Guitarist Steve Morris and bassist Pat Kim left Unwritten Law at the end of their Swan Tour in 2011 due to a physical altercation between Scott Russo and Morris. This was kept silent for a few months until after the band finished touring with Warped Tour, although Morris and Kim did not tour with them. Derik Envy, formerly of Red Light Sky, and Kevin Besignano, formerly of Bullets and Octane, had become the permanent replacements for Kim and Morris, respectively.
Lineup changes and Acoustic (2013-present)
In 2013, founding drummer, Wade Youman, returned to Unwritten Law, after a reconciliation with Scott Russo. Following Youman's return, Derik Envy and Kevin Besignano both left the band, being replaced with Johnny Grill (Russo's younger brother) and Chris Lewis (Fenix TX), respectively. The band is currently working on an acoustic album, which will be followed soon after with a new studio album.
While performing at Capitol in Perth, Western Australia on 18 May 2014, the band ignored requests to stop playing after the venue's midnight curfew had passed, forcing the venue to cut the power on stage. Frontman Scott Russo and drummer Wade Youman subsequently destroyed a hired DW Collector's Series drum kit. 
Unwritten Law will release a new compilation album called Acoustic on Cyber Track Records in March 2016
- Scott Russo – lead vocals, guitar (1991–present)
- Wade Youman – drums (1990–2003, 2013–present)
- Chris Lewis - guitar, backing vocals (2014–present)
- Jonny Grill - bass, backing vocals (2013–present)
- Former members
- John Bell – bass guitar (1991–1998)
- Rob Brewer – guitar (1991–2005)
- Steve Morris – guitar, backing vocals (1991–2011)
- Pat "PK" Kim – bass guitar, backing vocals (1998–2011)
- Tony Palermo – drums (2005–2008)
- Dylan Howard – drums (2008–2013)
- Kevin Besignano – guitar, backing vocals (2011–2013)
- Derik Envy – bass guitar (2011–2013)
- Ace Von Johnson – guitar, backing vocals (2013-2014)
- Studio albums
- Blue Room (1994)
- Oz Factor (1996)
- Unwritten Law (1998)
- Elva (2002)
- Here's to the Mourning (2005)
- Swan (2011)
- Acoustic (2016)
- John Bush. "Unwritten Law | Biography & History". AllMusic. Retrieved 2016-01-24.

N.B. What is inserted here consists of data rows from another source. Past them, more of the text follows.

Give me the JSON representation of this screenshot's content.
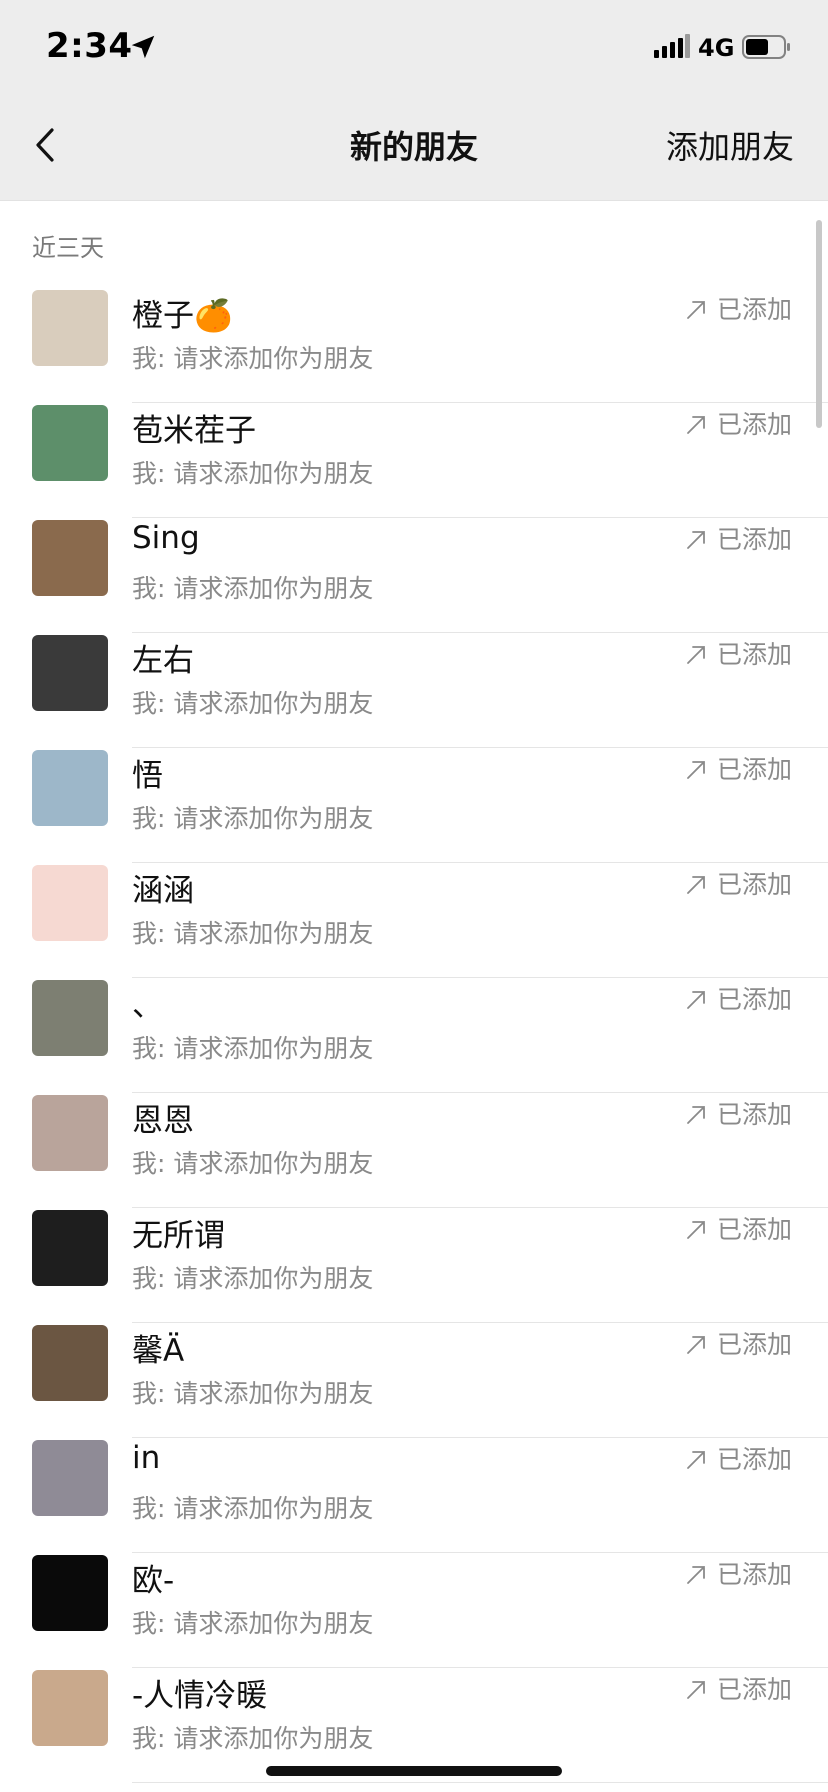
{
  "status_bar": {
    "time": "2:34",
    "network": "4G",
    "location_icon": "location-arrow-icon",
    "signal_icon": "signal-bars-icon",
    "battery_icon": "battery-icon"
  },
  "nav": {
    "back_icon": "chevron-left-icon",
    "title": "新的朋友",
    "action_label": "添加朋友"
  },
  "section": {
    "label": "近三天"
  },
  "contacts": [
    {
      "name": "橙子🍊",
      "message": "我: 请求添加你为朋友",
      "status": "已添加",
      "avatar_color": "#d9cdbd"
    },
    {
      "name": "苞米茬子",
      "message": "我: 请求添加你为朋友",
      "status": "已添加",
      "avatar_color": "#5d8f6a"
    },
    {
      "name": "Sing",
      "message": "我: 请求添加你为朋友",
      "status": "已添加",
      "avatar_color": "#8a6a4d"
    },
    {
      "name": "左右",
      "message": "我: 请求添加你为朋友",
      "status": "已添加",
      "avatar_color": "#3a3a3a"
    },
    {
      "name": "悟",
      "message": "我: 请求添加你为朋友",
      "status": "已添加",
      "avatar_color": "#9db7c9"
    },
    {
      "name": "涵涵",
      "message": "我: 请求添加你为朋友",
      "status": "已添加",
      "avatar_color": "#f6d9d2"
    },
    {
      "name": "、",
      "message": "我: 请求添加你为朋友",
      "status": "已添加",
      "avatar_color": "#7d7f72"
    },
    {
      "name": "恩恩",
      "message": "我: 请求添加你为朋友",
      "status": "已添加",
      "avatar_color": "#b9a49b"
    },
    {
      "name": "无所谓",
      "message": "我: 请求添加你为朋友",
      "status": "已添加",
      "avatar_color": "#1e1e1e"
    },
    {
      "name": "馨Ä",
      "message": "我: 请求添加你为朋友",
      "status": "已添加",
      "avatar_color": "#6b5642"
    },
    {
      "name": "in",
      "message": "我: 请求添加你为朋友",
      "status": "已添加",
      "avatar_color": "#8f8b96"
    },
    {
      "name": "欧-",
      "message": "我: 请求添加你为朋友",
      "status": "已添加",
      "avatar_color": "#0a0a0a"
    },
    {
      "name": "-人情冷暖",
      "message": "我: 请求添加你为朋友",
      "status": "已添加",
      "avatar_color": "#c9a98c"
    }
  ],
  "colors": {
    "header_bg": "#ededed",
    "secondary_text": "#8a8a8a",
    "divider": "#e5e5e5"
  }
}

- "Media: Unwritten Law: 'Superbad'". Punknews.org. 2011-03-24. Retrieved 2011-03-25.
- Shaddix, Jacoby. "Was Up!!!!". BrokenH. Retrieved 2009-06-05.

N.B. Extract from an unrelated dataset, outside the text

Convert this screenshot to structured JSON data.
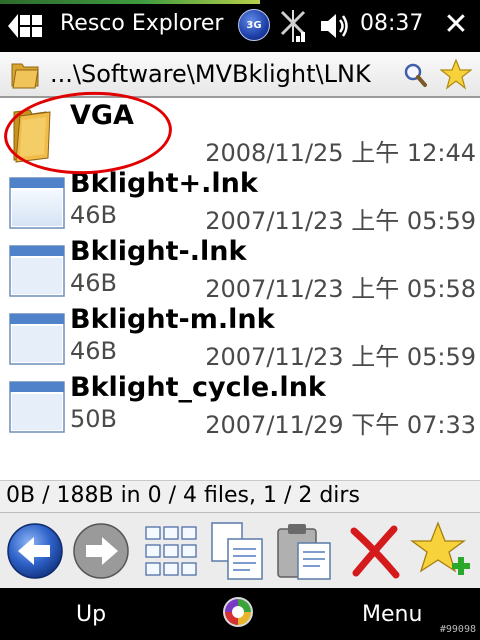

- "We're Back! Live DVD Shoot March 7th @ the Key Club in Hollywood, CA!!". unwrittenlaw.com. Unwritten Law. Archived from the original on 2007-12-25. Retrieved 2008-02-11.
- "Unwritten Law Joins Suburban Noize". Punknews.org. 2010-07-27. Retrieved 2010-08-02.
- "Vans Warped Tour / Bands / Tickets On Sale March 30th / Unwritten Law". Vanswarpedtour.com. Retrieved 2012-03-30.
- "Alternative Press | News | Exclusive: Unwritten Law face lineup changes after physical altercation between members". Altpress.com. 2011-08-10. Retrieved 2012-03-30.
- Wells, Kevin. "EXCLUSIVE INTERVIEW: Wade Youman, drummer Unwritten Law | Communities Digital News". Commdiginews.com. Retrieved 2016-01-24.
- "Watch Unwritten Law Trash Stage After Perth Set Cut Short". theMusic.com.au. Retrieved 2014-05-24.